The Hague, 18 May 2020. UNICRI, through its Centre on Artificial Intelligence and Robotics, and INTERPOL's Innovation Centre in Singapore have released a new joint report "Towards Responsible AI Innovation" as part of their ongoing cooperation exploring the opportunities and potential pitfalls of artificial intelligence (AI) for law enforcement.
Building upon the foundations laid in their first joint report on the topic, this new report dives deeper into how AI can be utilized by law enforcement. The report analyses how AI can be used in four technical domains: i) resource optimization, ii) audio processing, iii) visual processing, and iv) natural language processing. The report further examines specific applications being explored by law enforcement in Australia, Germany, Japan and Norway. Complementing this, it also describes the concept of responsible AI in the context of law enforcement, focusing on lawfulness, social acceptance and ethics, and concludes with a recommendation for the preparation of a toolkit for responsible AI innovation to support law enforcement with the design, development and deployment of AI in a manner that is both lawful and trustworthy.

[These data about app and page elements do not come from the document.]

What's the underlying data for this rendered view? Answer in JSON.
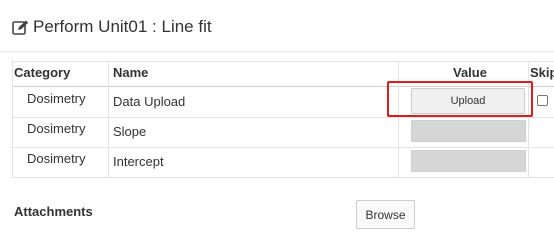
{
  "header": {
    "title": "Perform Unit01 : Line fit"
  },
  "table": {
    "columns": [
      "Category",
      "Name",
      "Value",
      "Skip"
    ],
    "rows": [
      {
        "category": "Dosimetry",
        "name": "Data Upload",
        "value_button": "Upload"
      },
      {
        "category": "Dosimetry",
        "name": "Slope"
      },
      {
        "category": "Dosimetry",
        "name": "Intercept"
      }
    ]
  },
  "attachments": {
    "label": "Attachments",
    "browse_label": "Browse"
  },
  "colors": {
    "highlight": "#e11a1a",
    "input_disabled": "#d6d6d6"
  },
  "icons": {
    "title_icon": "edit-icon"
  }
}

The elaboration of such a toolkit will be the focus of the upcoming third INTERPOL-UNICRI Global Meeting on AI for Law Enforcement to be held in November 2020.
"Towards Responsible AI Innovation" can be downloaded here.
The new report was formally launched at a joint INTERPOL-UNICRI Virtual Discussion Room on 13 May that focused on the role AI can play in supporting law enforcement to preserve public safety and social order during the COVID-19 pandemic, as well as contain the spread of the virus.
In light of the changing nature of crime during the pandemic and the further limitations it is placing on the law enforcement community, as officers fall sick and even die, technologies such as AI are increasingly attractive. Yet, this pandemic equally serves to underscore the importance of adhering to the notions of responsible AI innovation as highlighted in the new report. Even in times of crisis, law enforcement must ensure that its use of AI is consistent with fundamental principles, rights and the rule of law.
Anita Hazenberg, Director of INTERPOL's Innovation Centre in Singapore, and Irakli Beridze, Head of UNICRI Centre for AI and Robotics, explored the many nuances of this matter at the Virtual Discussion Room, together with high level international experts from all regions of the world. The Virtual Discussion Room, which was the fifth in a series of Virtual Discussion Rooms organized by INTERPOL in response to the pandemic, was attended by more than 70 participants from the broader law enforcement and AI communities.